Social marketing company Valor Media has issued a series of apologies for a tweet that used a photo of a journalist killed by ISIS in an ad for the fast-food brand Z-Burger.

The text of the tweet for the Washington, DC–based chain read, "When you say you want a burger and someone says okay let's hit McDonalds."

The now-deleted tweet showed a photograph of reporter James Foley moments before he was beheaded by ISIS in Syria in 2014, with the words "you disgrace me" underneath.

1. This is James Foley. American journalist decapitated in Syria after being kidnapped in response to air strikes. 2. This picture of him is a screenshot of the execution video. 3. Terrible meme. If you want to eat at McDonald’s you deserve to be decapitated. Good move ZBurger! https://t.co/GNAm3Ur0Rq

In response to the meme, Foley's mother, Diane Foley, said in a statement Tuesday that she was "saddened that Z-Burger would be so insensitive and ignorant of others’ pain while marketing their hamburger," and that she looked forward to an apology and their promised donation to the foundation created in honor of her son.

I am very saddened that @Zburger would be so insensitive and ignorant of others’ pain while marketing their hamburger.

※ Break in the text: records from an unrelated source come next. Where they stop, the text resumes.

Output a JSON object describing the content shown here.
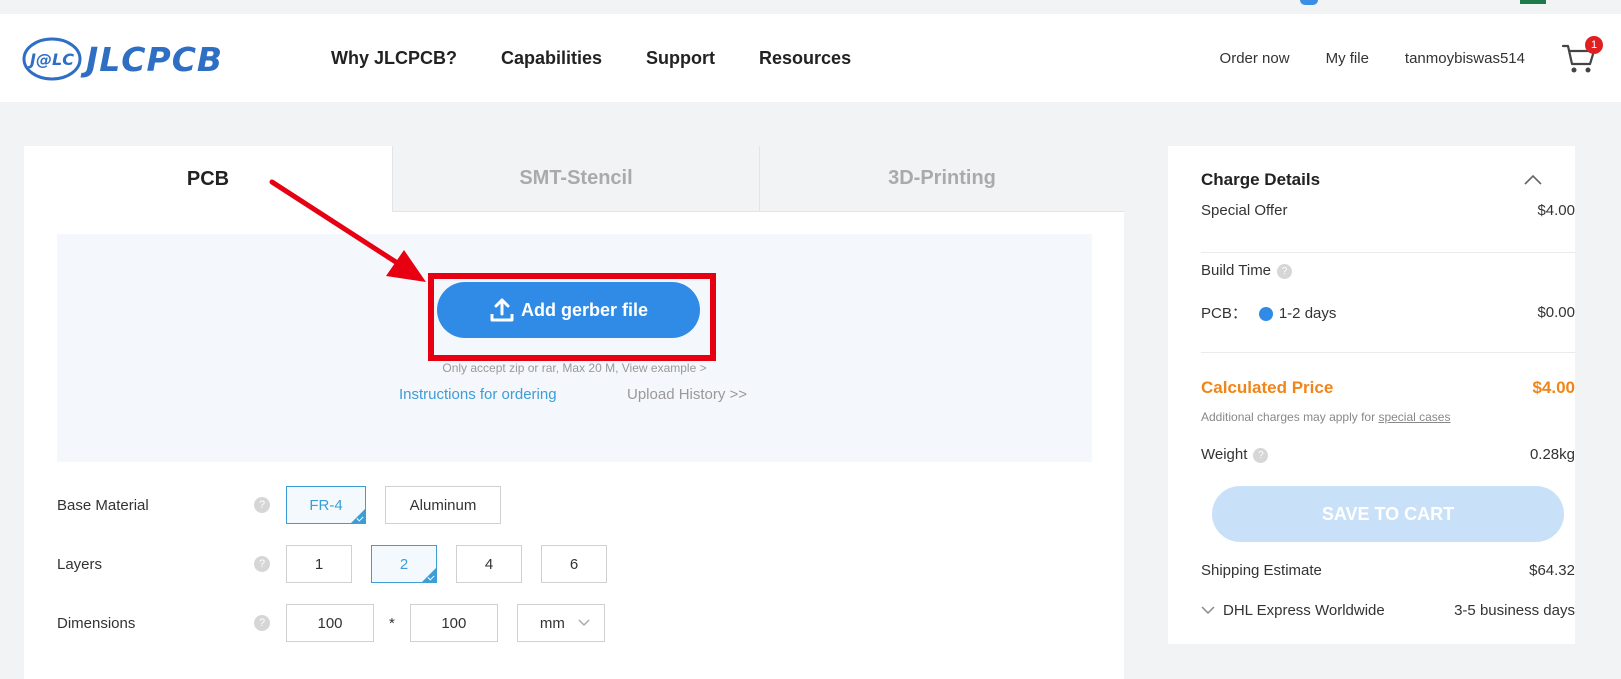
{
  "header": {
    "logo_mark": "J@LC",
    "logo_text": "JLCPCB",
    "nav": [
      "Why JLCPCB?",
      "Capabilities",
      "Support",
      "Resources"
    ],
    "order_now": "Order now",
    "my_file": "My file",
    "username": "tanmoybiswas514",
    "cart_count": "1"
  },
  "tabs": [
    "PCB",
    "SMT-Stencil",
    "3D-Printing"
  ],
  "upload": {
    "button_label": "Add gerber file",
    "note": "Only accept zip or rar, Max 20 M, View example >",
    "instructions_link": "Instructions for ordering",
    "history_link": "Upload History >>"
  },
  "options": {
    "base_material": {
      "label": "Base Material",
      "choices": [
        "FR-4",
        "Aluminum"
      ],
      "selected": "FR-4"
    },
    "layers": {
      "label": "Layers",
      "choices": [
        "1",
        "2",
        "4",
        "6"
      ],
      "selected": "2"
    },
    "dimensions": {
      "label": "Dimensions",
      "width": "100",
      "separator": "*",
      "height": "100",
      "unit": "mm"
    }
  },
  "charge": {
    "title": "Charge Details",
    "special_offer_label": "Special Offer",
    "special_offer_value": "$4.00",
    "build_time_label": "Build Time",
    "pcb_label": "PCB：",
    "pcb_time": "1-2 days",
    "pcb_value": "$0.00",
    "calculated_label": "Calculated Price",
    "calculated_value": "$4.00",
    "note_prefix": "Additional charges may apply for ",
    "note_link": "special cases",
    "weight_label": "Weight",
    "weight_value": "0.28kg",
    "save_label": "SAVE TO CART",
    "shipping_label": "Shipping Estimate",
    "shipping_value": "$64.32",
    "carrier": "DHL Express Worldwide",
    "carrier_time": "3-5 business days"
  },
  "colors": {
    "brand_blue": "#2f8be6",
    "accent_orange": "#f08519",
    "highlight_red": "#e60012"
  }
}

I look forward to hearing an apology from Peter Tabibian and Michael Valor and their promised donation to the foundation #inspiring moral courage. -Diane Foley

The burger chain's owner, Peter Tabibian, apologized in a statement shared by the Z-Burger Twitter account Tuesday and said the tweet was the work of contracted marketing company Valor Media.

"The inappropriate and offensive photo post was removed as soon as I was made aware of it," Tabibian said, adding that he promised "to ensure that established controls over the placement of amateur promotional posts on our Twitter page are more closely followed, immediately."

The attempt at a meme had been posted by North Carolina social media contractor Valor Media "without a review by anyone at Z-Burger, and without expected oversight by Valor’s managers," Tabibian said.

In a three-part video apology, Michael Valor, the 23-year-old founder of Valor Media, took full responsibility for the content and apologized, stating that the tweet was "an act of ignorance, not of maliciousness" and that the company had "never faced anything like this before."

Valor called the tweet "completely unintentional" and a "mistake" that he "acted on as fast as he could."

Both Tabibian and Valor said they planned to call the Foley family Wednesday, local media reported. Valor also promised to make a donation to the James W. Foley Legacy Foundation.

Part 1 : Valor Media Apology #DC #Washingtonian #news @washingtonian @willsommer

According to Valor, the employee who created the tweet was an art student who had never heard of Foley and thought the image was from a movie.

"She's a good person," Valor said in one video, referring to the art student. "She would never hurt a fly."

"I'm deeply sorry for anything that has come out of this situation," he added. "Literally from the people who were offended, all the way up to the family."

Tabibian told local news that he has cut ties with Valor Media.